---------- AVAILABLE RECORDS ----------

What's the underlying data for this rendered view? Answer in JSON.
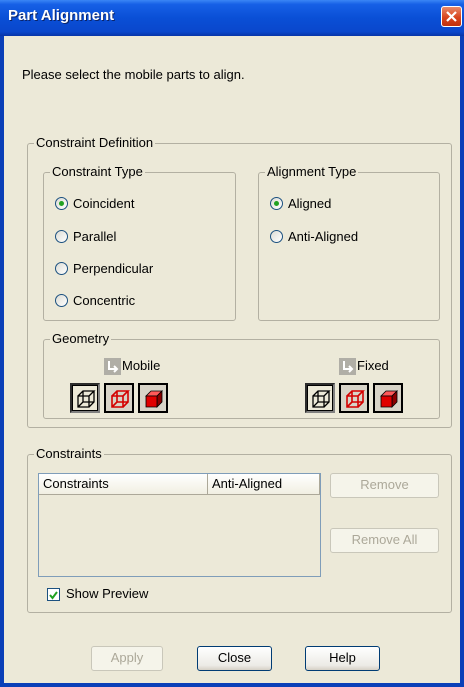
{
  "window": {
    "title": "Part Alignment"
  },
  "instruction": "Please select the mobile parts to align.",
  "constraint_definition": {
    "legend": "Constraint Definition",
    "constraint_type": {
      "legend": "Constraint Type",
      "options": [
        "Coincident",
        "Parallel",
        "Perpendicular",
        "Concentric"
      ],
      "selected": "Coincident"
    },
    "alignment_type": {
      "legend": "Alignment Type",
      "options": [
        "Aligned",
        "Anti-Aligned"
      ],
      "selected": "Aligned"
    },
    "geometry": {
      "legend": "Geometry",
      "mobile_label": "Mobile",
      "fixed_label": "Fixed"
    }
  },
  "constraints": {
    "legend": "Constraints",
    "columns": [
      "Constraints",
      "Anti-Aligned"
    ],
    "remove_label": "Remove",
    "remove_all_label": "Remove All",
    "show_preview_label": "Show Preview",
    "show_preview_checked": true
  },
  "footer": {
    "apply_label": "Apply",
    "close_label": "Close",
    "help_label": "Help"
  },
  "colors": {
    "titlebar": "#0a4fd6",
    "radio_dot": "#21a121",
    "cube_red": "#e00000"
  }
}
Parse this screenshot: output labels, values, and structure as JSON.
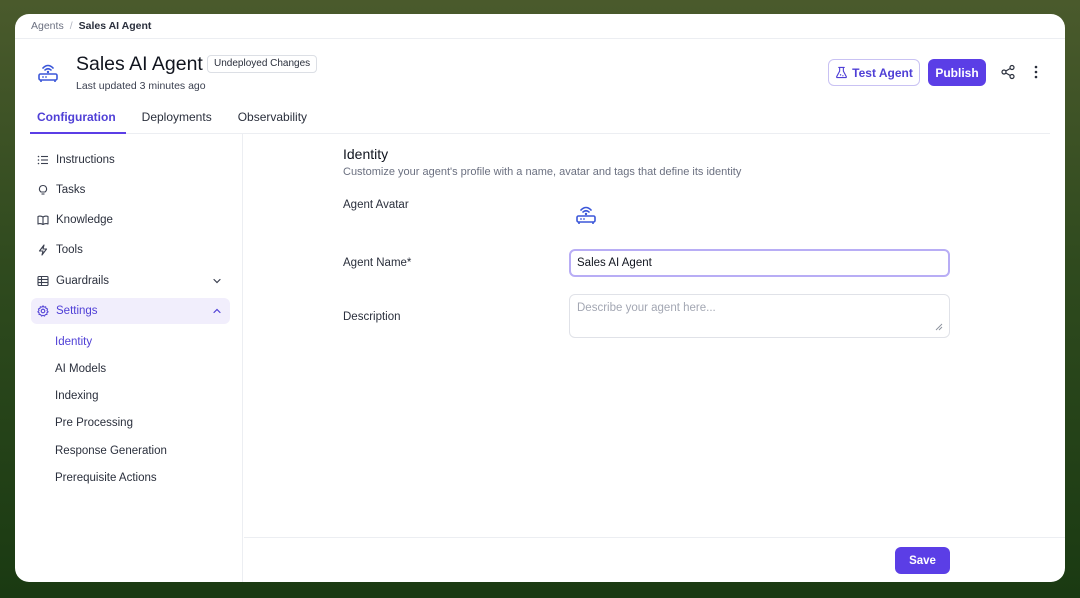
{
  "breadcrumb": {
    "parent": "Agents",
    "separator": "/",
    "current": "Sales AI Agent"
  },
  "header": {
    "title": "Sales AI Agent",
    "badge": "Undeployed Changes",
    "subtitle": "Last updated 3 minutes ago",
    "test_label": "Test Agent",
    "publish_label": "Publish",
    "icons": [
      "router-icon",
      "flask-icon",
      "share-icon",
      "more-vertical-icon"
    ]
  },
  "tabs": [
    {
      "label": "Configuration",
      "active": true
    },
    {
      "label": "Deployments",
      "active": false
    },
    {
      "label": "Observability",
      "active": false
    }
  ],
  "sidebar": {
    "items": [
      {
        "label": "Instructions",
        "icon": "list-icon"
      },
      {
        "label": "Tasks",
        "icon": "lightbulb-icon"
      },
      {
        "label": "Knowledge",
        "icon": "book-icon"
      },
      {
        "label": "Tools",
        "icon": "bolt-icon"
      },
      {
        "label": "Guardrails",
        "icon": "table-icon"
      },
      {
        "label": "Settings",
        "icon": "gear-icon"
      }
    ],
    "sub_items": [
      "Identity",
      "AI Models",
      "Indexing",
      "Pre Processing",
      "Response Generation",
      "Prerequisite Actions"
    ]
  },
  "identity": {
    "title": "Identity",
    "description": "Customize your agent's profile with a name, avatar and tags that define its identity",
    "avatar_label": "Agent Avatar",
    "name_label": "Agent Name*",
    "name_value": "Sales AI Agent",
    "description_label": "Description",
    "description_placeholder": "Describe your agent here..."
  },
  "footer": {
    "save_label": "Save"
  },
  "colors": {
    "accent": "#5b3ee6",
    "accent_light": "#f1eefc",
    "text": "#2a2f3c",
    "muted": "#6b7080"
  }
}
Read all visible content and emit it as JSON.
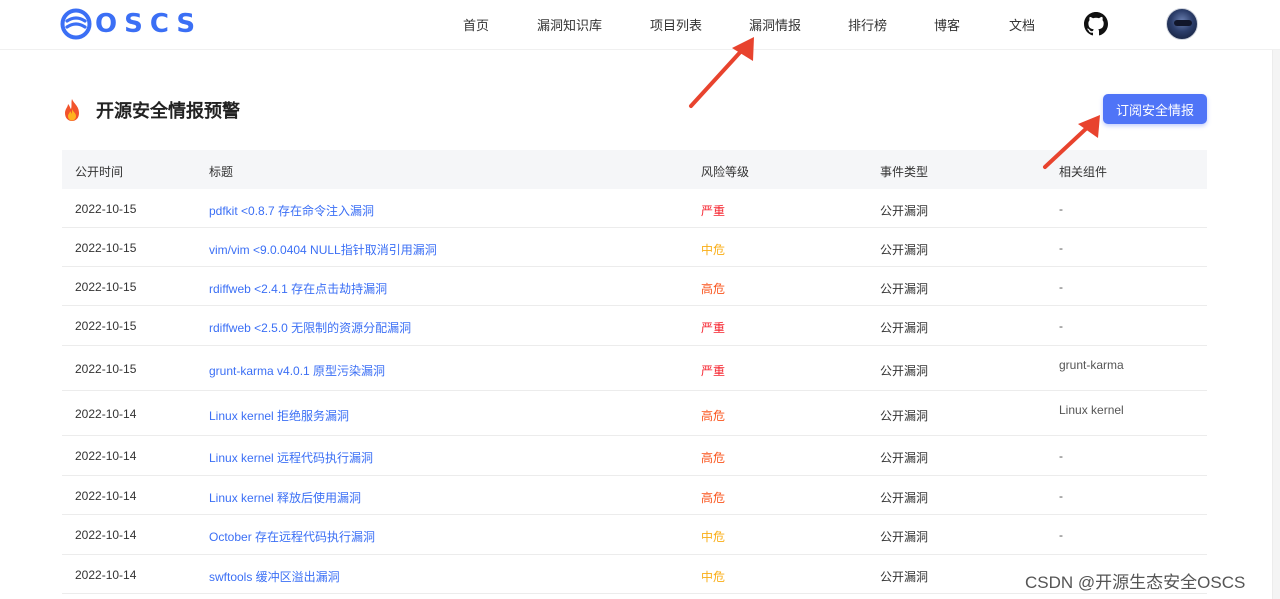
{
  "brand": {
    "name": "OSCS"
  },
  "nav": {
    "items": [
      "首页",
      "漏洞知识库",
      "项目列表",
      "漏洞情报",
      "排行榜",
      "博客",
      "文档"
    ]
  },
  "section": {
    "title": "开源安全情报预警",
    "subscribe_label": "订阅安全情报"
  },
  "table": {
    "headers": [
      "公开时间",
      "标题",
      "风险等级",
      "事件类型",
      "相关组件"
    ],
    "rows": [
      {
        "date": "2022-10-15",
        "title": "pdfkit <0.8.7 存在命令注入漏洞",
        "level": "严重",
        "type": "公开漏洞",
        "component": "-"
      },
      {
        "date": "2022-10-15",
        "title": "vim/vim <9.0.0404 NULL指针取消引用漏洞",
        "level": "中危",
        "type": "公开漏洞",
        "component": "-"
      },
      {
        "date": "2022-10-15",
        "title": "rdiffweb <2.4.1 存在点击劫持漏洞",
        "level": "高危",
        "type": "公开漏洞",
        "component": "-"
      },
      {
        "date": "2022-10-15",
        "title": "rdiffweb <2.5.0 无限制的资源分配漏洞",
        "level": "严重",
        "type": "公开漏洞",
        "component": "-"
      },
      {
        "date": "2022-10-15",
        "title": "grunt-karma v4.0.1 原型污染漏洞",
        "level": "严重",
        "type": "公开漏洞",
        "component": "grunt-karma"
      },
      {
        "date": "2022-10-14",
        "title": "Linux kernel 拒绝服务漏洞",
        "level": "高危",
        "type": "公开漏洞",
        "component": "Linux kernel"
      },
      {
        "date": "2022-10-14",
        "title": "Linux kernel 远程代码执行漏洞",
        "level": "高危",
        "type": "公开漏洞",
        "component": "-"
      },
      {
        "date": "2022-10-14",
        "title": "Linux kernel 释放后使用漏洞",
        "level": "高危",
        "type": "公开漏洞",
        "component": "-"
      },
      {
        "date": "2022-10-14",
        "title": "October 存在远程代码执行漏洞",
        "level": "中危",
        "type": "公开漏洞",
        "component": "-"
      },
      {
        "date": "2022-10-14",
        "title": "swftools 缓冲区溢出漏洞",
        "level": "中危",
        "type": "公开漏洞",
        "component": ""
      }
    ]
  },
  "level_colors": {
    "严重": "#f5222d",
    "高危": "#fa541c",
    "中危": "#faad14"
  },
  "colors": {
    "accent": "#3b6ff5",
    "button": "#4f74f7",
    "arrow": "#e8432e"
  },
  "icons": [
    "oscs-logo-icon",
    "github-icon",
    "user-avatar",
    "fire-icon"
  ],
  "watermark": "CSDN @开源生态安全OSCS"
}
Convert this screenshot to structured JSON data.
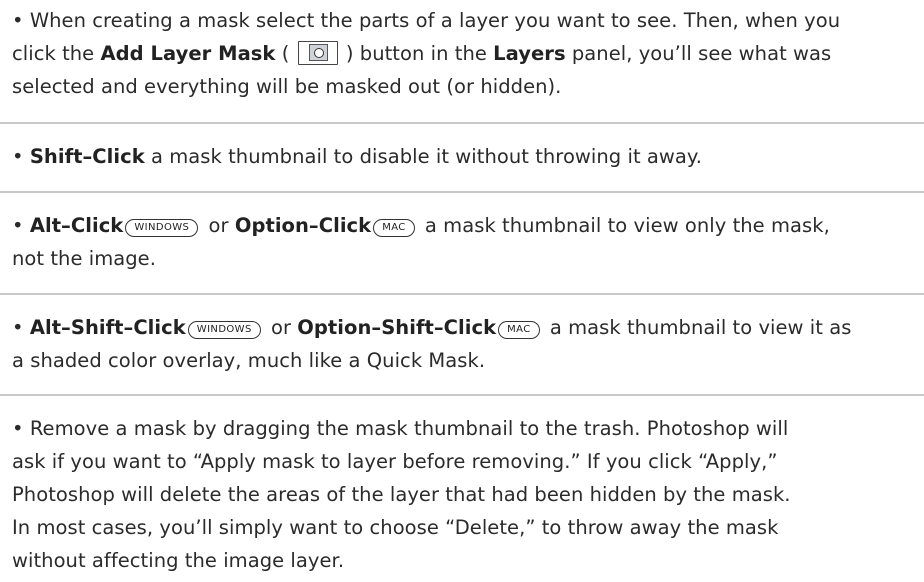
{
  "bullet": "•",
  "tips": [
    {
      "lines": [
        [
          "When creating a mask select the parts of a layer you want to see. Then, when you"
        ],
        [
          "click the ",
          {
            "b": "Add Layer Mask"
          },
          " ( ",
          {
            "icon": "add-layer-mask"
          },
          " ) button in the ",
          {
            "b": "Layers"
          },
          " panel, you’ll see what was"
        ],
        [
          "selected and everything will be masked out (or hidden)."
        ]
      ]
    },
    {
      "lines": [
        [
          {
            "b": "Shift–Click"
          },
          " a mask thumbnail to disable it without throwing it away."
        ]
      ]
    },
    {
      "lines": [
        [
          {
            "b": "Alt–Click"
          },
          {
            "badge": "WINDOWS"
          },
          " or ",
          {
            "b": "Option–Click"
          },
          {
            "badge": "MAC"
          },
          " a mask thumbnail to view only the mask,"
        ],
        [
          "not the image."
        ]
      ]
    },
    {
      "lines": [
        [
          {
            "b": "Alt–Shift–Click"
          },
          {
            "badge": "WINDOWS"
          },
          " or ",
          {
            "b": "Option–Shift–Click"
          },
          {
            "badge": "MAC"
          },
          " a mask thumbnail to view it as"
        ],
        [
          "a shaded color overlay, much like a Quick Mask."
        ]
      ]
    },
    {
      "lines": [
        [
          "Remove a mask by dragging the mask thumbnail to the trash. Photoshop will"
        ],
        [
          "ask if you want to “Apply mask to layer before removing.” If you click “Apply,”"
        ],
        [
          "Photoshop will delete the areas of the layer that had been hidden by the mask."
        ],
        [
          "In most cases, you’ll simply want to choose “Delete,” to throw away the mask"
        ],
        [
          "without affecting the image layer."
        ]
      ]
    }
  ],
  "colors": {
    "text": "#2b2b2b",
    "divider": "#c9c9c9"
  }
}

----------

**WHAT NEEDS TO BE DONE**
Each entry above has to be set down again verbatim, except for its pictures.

**RESULT BELOW**
What's the underlying data for this rendered view? Answer in JSON.
{
  "window": {
    "title": "Part Alignment"
  },
  "instruction": "Please select the mobile parts to align.",
  "constraint_definition": {
    "legend": "Constraint Definition",
    "constraint_type": {
      "legend": "Constraint Type",
      "options": [
        "Coincident",
        "Parallel",
        "Perpendicular",
        "Concentric"
      ],
      "selected": "Coincident"
    },
    "alignment_type": {
      "legend": "Alignment Type",
      "options": [
        "Aligned",
        "Anti-Aligned"
      ],
      "selected": "Aligned"
    },
    "geometry": {
      "legend": "Geometry",
      "mobile_label": "Mobile",
      "fixed_label": "Fixed"
    }
  },
  "constraints": {
    "legend": "Constraints",
    "columns": [
      "Constraints",
      "Anti-Aligned"
    ],
    "remove_label": "Remove",
    "remove_all_label": "Remove All",
    "show_preview_label": "Show Preview",
    "show_preview_checked": true
  },
  "footer": {
    "apply_label": "Apply",
    "close_label": "Close",
    "help_label": "Help"
  },
  "colors": {
    "titlebar": "#0a4fd6",
    "radio_dot": "#21a121",
    "cube_red": "#e00000"
  }
}
Parse this screenshot: output labels, values, and structure as JSON.
{
  "breadcrumb": {
    "parent": "Agents",
    "separator": "/",
    "current": "Sales AI Agent"
  },
  "header": {
    "title": "Sales AI Agent",
    "badge": "Undeployed Changes",
    "subtitle": "Last updated 3 minutes ago",
    "test_label": "Test Agent",
    "publish_label": "Publish",
    "icons": [
      "router-icon",
      "flask-icon",
      "share-icon",
      "more-vertical-icon"
    ]
  },
  "tabs": [
    {
      "label": "Configuration",
      "active": true
    },
    {
      "label": "Deployments",
      "active": false
    },
    {
      "label": "Observability",
      "active": false
    }
  ],
  "sidebar": {
    "items": [
      {
        "label": "Instructions",
        "icon": "list-icon"
      },
      {
        "label": "Tasks",
        "icon": "lightbulb-icon"
      },
      {
        "label": "Knowledge",
        "icon": "book-icon"
      },
      {
        "label": "Tools",
        "icon": "bolt-icon"
      },
      {
        "label": "Guardrails",
        "icon": "table-icon"
      },
      {
        "label": "Settings",
        "icon": "gear-icon"
      }
    ],
    "sub_items": [
      "Identity",
      "AI Models",
      "Indexing",
      "Pre Processing",
      "Response Generation",
      "Prerequisite Actions"
    ]
  },
  "identity": {
    "title": "Identity",
    "description": "Customize your agent's profile with a name, avatar and tags that define its identity",
    "avatar_label": "Agent Avatar",
    "name_label": "Agent Name*",
    "name_value": "Sales AI Agent",
    "description_label": "Description",
    "description_placeholder": "Describe your agent here..."
  },
  "footer": {
    "save_label": "Save"
  },
  "colors": {
    "accent": "#5b3ee6",
    "accent_light": "#f1eefc",
    "text": "#2a2f3c",
    "muted": "#6b7080"
  }
}
Read all visible content and emit it as JSON.
{
  "brand": {
    "name": "OSCS"
  },
  "nav": {
    "items": [
      "首页",
      "漏洞知识库",
      "项目列表",
      "漏洞情报",
      "排行榜",
      "博客",
      "文档"
    ]
  },
  "section": {
    "title": "开源安全情报预警",
    "subscribe_label": "订阅安全情报"
  },
  "table": {
    "headers": [
      "公开时间",
      "标题",
      "风险等级",
      "事件类型",
      "相关组件"
    ],
    "rows": [
      {
        "date": "2022-10-15",
        "title": "pdfkit <0.8.7 存在命令注入漏洞",
        "level": "严重",
        "type": "公开漏洞",
        "component": "-"
      },
      {
        "date": "2022-10-15",
        "title": "vim/vim <9.0.0404 NULL指针取消引用漏洞",
        "level": "中危",
        "type": "公开漏洞",
        "component": "-"
      },
      {
        "date": "2022-10-15",
        "title": "rdiffweb <2.4.1 存在点击劫持漏洞",
        "level": "高危",
        "type": "公开漏洞",
        "component": "-"
      },
      {
        "date": "2022-10-15",
        "title": "rdiffweb <2.5.0 无限制的资源分配漏洞",
        "level": "严重",
        "type": "公开漏洞",
        "component": "-"
      },
      {
        "date": "2022-10-15",
        "title": "grunt-karma v4.0.1 原型污染漏洞",
        "level": "严重",
        "type": "公开漏洞",
        "component": "grunt-karma"
      },
      {
        "date": "2022-10-14",
        "title": "Linux kernel 拒绝服务漏洞",
        "level": "高危",
        "type": "公开漏洞",
        "component": "Linux kernel"
      },
      {
        "date": "2022-10-14",
        "title": "Linux kernel 远程代码执行漏洞",
        "level": "高危",
        "type": "公开漏洞",
        "component": "-"
      },
      {
        "date": "2022-10-14",
        "title": "Linux kernel 释放后使用漏洞",
        "level": "高危",
        "type": "公开漏洞",
        "component": "-"
      },
      {
        "date": "2022-10-14",
        "title": "October 存在远程代码执行漏洞",
        "level": "中危",
        "type": "公开漏洞",
        "component": "-"
      },
      {
        "date": "2022-10-14",
        "title": "swftools 缓冲区溢出漏洞",
        "level": "中危",
        "type": "公开漏洞",
        "component": ""
      }
    ]
  },
  "level_colors": {
    "严重": "#f5222d",
    "高危": "#fa541c",
    "中危": "#faad14"
  },
  "colors": {
    "accent": "#3b6ff5",
    "button": "#4f74f7",
    "arrow": "#e8432e"
  },
  "icons": [
    "oscs-logo-icon",
    "github-icon",
    "user-avatar",
    "fire-icon"
  ],
  "watermark": "CSDN @开源生态安全OSCS"
}
Convert this screenshot to structured JSON data.
{
  "bullet": "•",
  "tips": [
    {
      "lines": [
        [
          "When creating a mask select the parts of a layer you want to see. Then, when you"
        ],
        [
          "click the ",
          {
            "b": "Add Layer Mask"
          },
          " ( ",
          {
            "icon": "add-layer-mask"
          },
          " ) button in the ",
          {
            "b": "Layers"
          },
          " panel, you’ll see what was"
        ],
        [
          "selected and everything will be masked out (or hidden)."
        ]
      ]
    },
    {
      "lines": [
        [
          {
            "b": "Shift–Click"
          },
          " a mask thumbnail to disable it without throwing it away."
        ]
      ]
    },
    {
      "lines": [
        [
          {
            "b": "Alt–Click"
          },
          {
            "badge": "WINDOWS"
          },
          " or ",
          {
            "b": "Option–Click"
          },
          {
            "badge": "MAC"
          },
          " a mask thumbnail to view only the mask,"
        ],
        [
          "not the image."
        ]
      ]
    },
    {
      "lines": [
        [
          {
            "b": "Alt–Shift–Click"
          },
          {
            "badge": "WINDOWS"
          },
          " or ",
          {
            "b": "Option–Shift–Click"
          },
          {
            "badge": "MAC"
          },
          " a mask thumbnail to view it as"
        ],
        [
          "a shaded color overlay, much like a Quick Mask."
        ]
      ]
    },
    {
      "lines": [
        [
          "Remove a mask by dragging the mask thumbnail to the trash. Photoshop will"
        ],
        [
          "ask if you want to “Apply mask to layer before removing.” If you click “Apply,”"
        ],
        [
          "Photoshop will delete the areas of the layer that had been hidden by the mask."
        ],
        [
          "In most cases, you’ll simply want to choose “Delete,” to throw away the mask"
        ],
        [
          "without affecting the image layer."
        ]
      ]
    }
  ],
  "colors": {
    "text": "#2b2b2b",
    "divider": "#c9c9c9"
  }
}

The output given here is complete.